Under the Knife: A History of Surgery in 28 Remarkable Operations
by Arnold van de Laar,
translated by Andy Brown.
St. Martin’s Press, 2018.
Hardcover, 357 pages, $30.

Reviewed by Karl C. Schaffenburg

In his entertaining and readable review of the history of surgery, Arnold van de Laar, a Dutch surgeon, focuses on the development of technique and technology, both as responses to the problems presented by disease and dysfunction, and to the increase in insight and knowledge into the body’s function and the pathology of disease. The book, representing a reworking of a series of essays published in a Dutch surgical journal, is enjoyable and informative (although not for those upset by the graphic description of human fleshiness and bodily corruption), but what makes the book notable is what it stands for in the history of the philosophy of science—a work that is necessarily more descriptive than meditative because it relies upon the unexamined assumption that prior thinking can be rejected out-of-hand as founded only in an irrational and uninformed worldview.

It is, of course, a truism that surgeons (“chirurgeons,” a title deriving from the Greek for “work by hand”) look upon humanity in ways different from how the person is seen by the practitioners of internal medicine, and at least until the eighteenth century physicians and surgeons were considered to occupy different guilds. Dr. van de Laar rehearses this point by making the distinction that physicians “cure” and surgeons “heal,” but having noted the distinction he proceeds to describe surgical developments in ways that at best leave unsaid the humanistic considerations of the human person that have until recently been emphasized as a common inheritance of the practice of medicine. The history of surgery as set forth in this book is more a history of technological understanding and development than a history of insights gained into the human condition through interventions “by hand.”

In the introduction, the author relates the story of the French military surgeon Ambroise Paré having to improvise on a battlefield in 1537, and of how this improvisation (which did not follow traditional teaching on the treatment of certain wounds) resulted in better results. From this story van de Laar’s thesis emerges: the combination of deductive reasoning and inductive learning must be combined in diagnosis and treatment in order for the medical practitioner to gain insight into the pathogenesis and pathology of the disease state presenting in the patient, and in order to effect a change for the better. Van de Laar entertains with numerous example of what problem presents in a given patient (with examples ranging from John F. Kennedy and Louis XIV to the humble), and how this problem must be first understood and managed before it can be eliminated or diminished. In his examples the author makes it clear that it was only because a brave surgeon was prepared to reject prior teaching that progress could follow.
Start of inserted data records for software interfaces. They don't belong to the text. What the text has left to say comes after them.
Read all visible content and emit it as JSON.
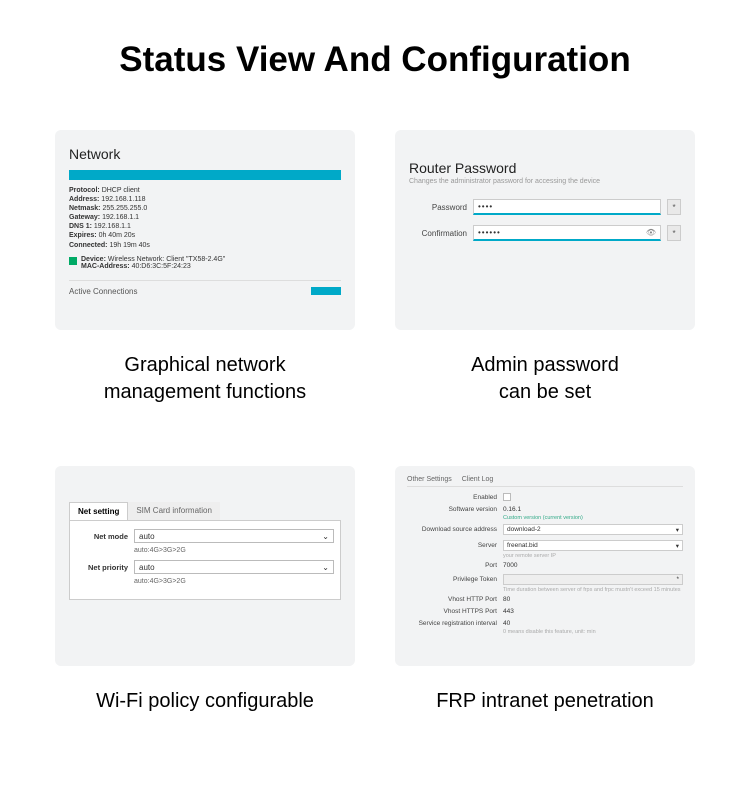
{
  "page_title": "Status View And Configuration",
  "cards": [
    {
      "caption": "Graphical network\nmanagement functions",
      "network": {
        "title": "Network",
        "protocol_label": "Protocol:",
        "protocol": "DHCP client",
        "address_label": "Address:",
        "address": "192.168.1.118",
        "netmask_label": "Netmask:",
        "netmask": "255.255.255.0",
        "gateway_label": "Gateway:",
        "gateway": "192.168.1.1",
        "dns_label": "DNS 1:",
        "dns": "192.168.1.1",
        "expires_label": "Expires:",
        "expires": "0h 40m 20s",
        "connected_label": "Connected:",
        "connected": "19h 19m 40s",
        "device_label": "Device:",
        "device": "Wireless Network: Client \"TX58-2.4G\"",
        "mac_label": "MAC-Address:",
        "mac": "40:D6:3C:5F:24:23",
        "active_connections": "Active Connections"
      }
    },
    {
      "caption": "Admin password\ncan be set",
      "password": {
        "title": "Router Password",
        "subtitle": "Changes the administrator password for accessing the device",
        "password_label": "Password",
        "password_value": "••••",
        "confirm_label": "Confirmation",
        "confirm_value": "••••••",
        "reveal_symbol": "*"
      }
    },
    {
      "caption": "Wi-Fi policy configurable",
      "wifi": {
        "tab1": "Net setting",
        "tab2": "SIM Card information",
        "mode_label": "Net mode",
        "mode_value": "auto",
        "mode_hint": "auto:4G>3G>2G",
        "priority_label": "Net priority",
        "priority_value": "auto",
        "priority_hint": "auto:4G>3G>2G"
      }
    },
    {
      "caption": "FRP intranet penetration",
      "frp": {
        "tab1": "Other Settings",
        "tab2": "Client Log",
        "enabled_label": "Enabled",
        "version_label": "Software version",
        "version": "0.16.1",
        "version_hint": "Custom version (current version)",
        "dl_label": "Download source address",
        "dl": "download-2",
        "server_label": "Server",
        "server": "freenat.bid",
        "server_hint": "your remote server IP",
        "port_label": "Port",
        "port": "7000",
        "token_label": "Privilege Token",
        "token": "",
        "token_hint": "Time duration between server of frps and frpc mustn't exceed 15 minutes",
        "http_label": "Vhost HTTP Port",
        "http": "80",
        "https_label": "Vhost HTTPS Port",
        "https": "443",
        "interval_label": "Service registration interval",
        "interval": "40",
        "interval_hint": "0 means disable this feature, unit: min"
      }
    }
  ]
}
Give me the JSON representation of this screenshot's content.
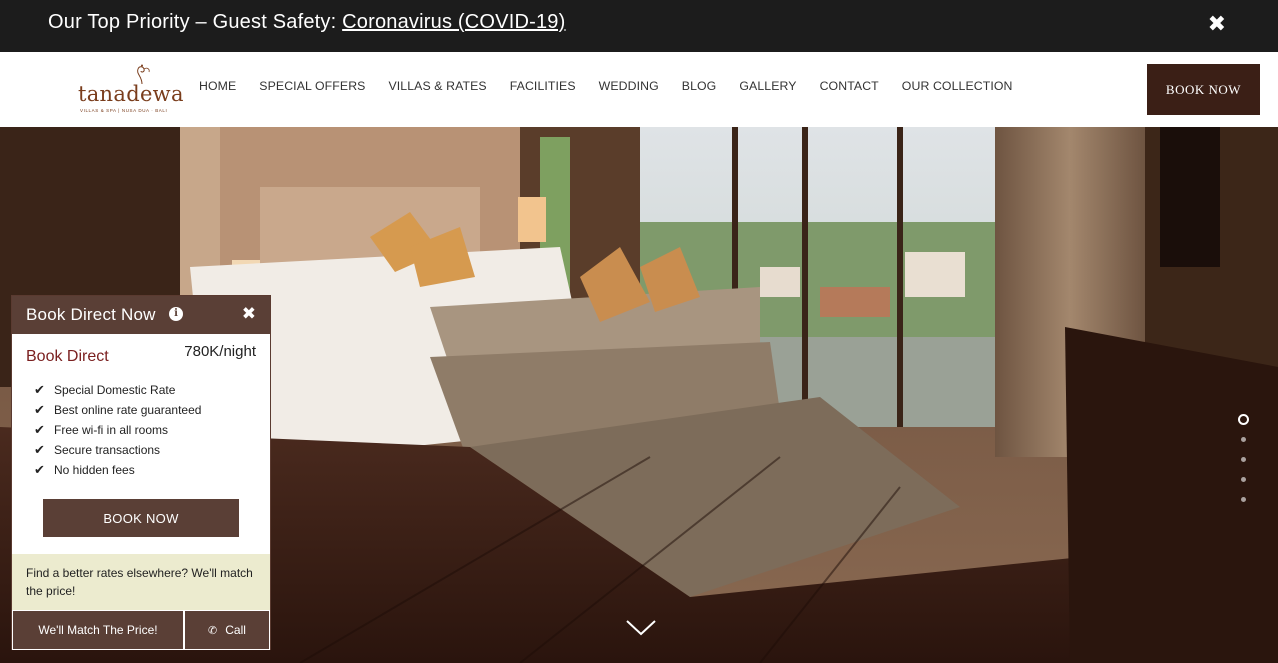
{
  "announcement": {
    "prefix": "Our Top Priority – Guest Safety: ",
    "link": "Coronavirus (COVID-19)",
    "close_icon": "close-icon"
  },
  "header": {
    "logo_text": "tanadewa",
    "logo_subtitle": "VILLAS & SPA | NUSA DUA · BALI",
    "nav": [
      "HOME",
      "SPECIAL OFFERS",
      "VILLAS & RATES",
      "FACILITIES",
      "WEDDING",
      "BLOG",
      "GALLERY",
      "CONTACT",
      "OUR COLLECTION"
    ],
    "book_label": "BOOK NOW"
  },
  "hero": {
    "slides_total": 5,
    "active_slide": 1,
    "scroll_icon": "chevron-down-icon"
  },
  "panel": {
    "title": "Book Direct Now",
    "info_glyph": "i",
    "heading": "Book Direct",
    "price": "780K/night",
    "features": [
      "Special Domestic Rate",
      "Best online rate guaranteed",
      "Free wi-fi in all rooms",
      "Secure transactions",
      "No hidden fees"
    ],
    "book_label": "BOOK NOW",
    "match_text": "Find a better rates elsewhere? We'll match the price!",
    "match_button": "We'll Match The Price!",
    "call_button": "Call"
  },
  "colors": {
    "topbar": "#1c1c1c",
    "brand_dark": "#3b1f16",
    "panel_brown": "#5a3f36",
    "book_direct_red": "#7a1f1f",
    "match_bg": "#ecebcf"
  }
}
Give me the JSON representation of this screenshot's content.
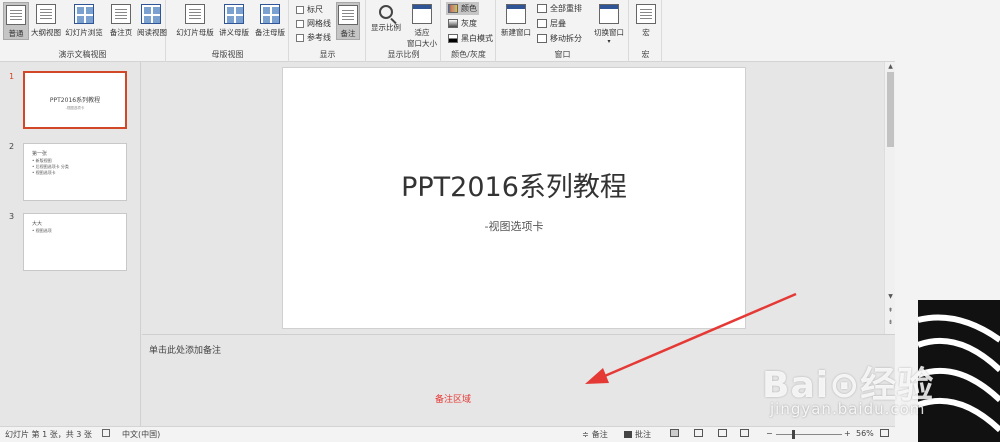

Fair enough, but the author gives too short a shrift to the learning that is rejected. No rational person can legitimately question whether Aristotle, for example, was wrong in his scientific thinking. But to reject Aristotle’s Physics does not require rejection of his metaphysics. Modern thinkers certainly have, even if what used to be called “formal” or “final” causation have crept back into the thinking of those who argue for such things as “selfish genes.” The mind/body dualism of thinking after René Descartes, and the definition of knowledge as that which is useful for the control of nature, as described by Francis Bacon (what we would now call technology) are assumed, rather than discussed, in a book like Under the Knife. The premises of learning and progress are defined in technological terms and in terms of how greater control of particular body phenomena has been developed. In short, a patient begins to look like a collection of systems rather than like a person.

There is a long tradition of medical writing that includes meditations upon the human state, and its mortality. Even as recently as the 1980s one could encounter well-received and publicized works by a pathologist (F. Gonzalez-Crussi, Notes of an Anatomist and Three Forms of Sudden Death) in which his purpose in describing disease was to illustrate what it means to be human, and the tradition of the humanistic physician in fiction is well-known (e.g. in Robertson Davies’s The Cunning Man). These works of nonfiction and fiction alike have charmed readers. Van de Laar does not charm; he informs. He informs well, and thoroughly, and usefully, but he does not charm. Is this “progress” in medical literature itself a rejection of old learning, and is it a rejection that is done without specifically engaging what might (must?) be kept from old learning?

Arnold van de Laar is obviously a knowledgeable and gifted surgeon. His writing is incisive in ways that reflect a surgical mindset. His book is entertaining while being useful. His book is, however, an example of a way of thinking quite popular in our day and age—one that assumes that because we have made progress in what we can do we need not examine the reasoning of those who came before us. Because they could do less, their thinking may be dismissed as at best unenlightened. But not all knowledge that has not been inductively established following the scientific method can be reduced to a mere placebo effect. To do so is to restrict what knowledge is and to reduce the patient to a problem to be solved.  

The Rev. Dr. Karl C. Schaffenburg is an Episcopal priest serving in Wisconsin, having previously worked in the pharmaceutical industry in Germany.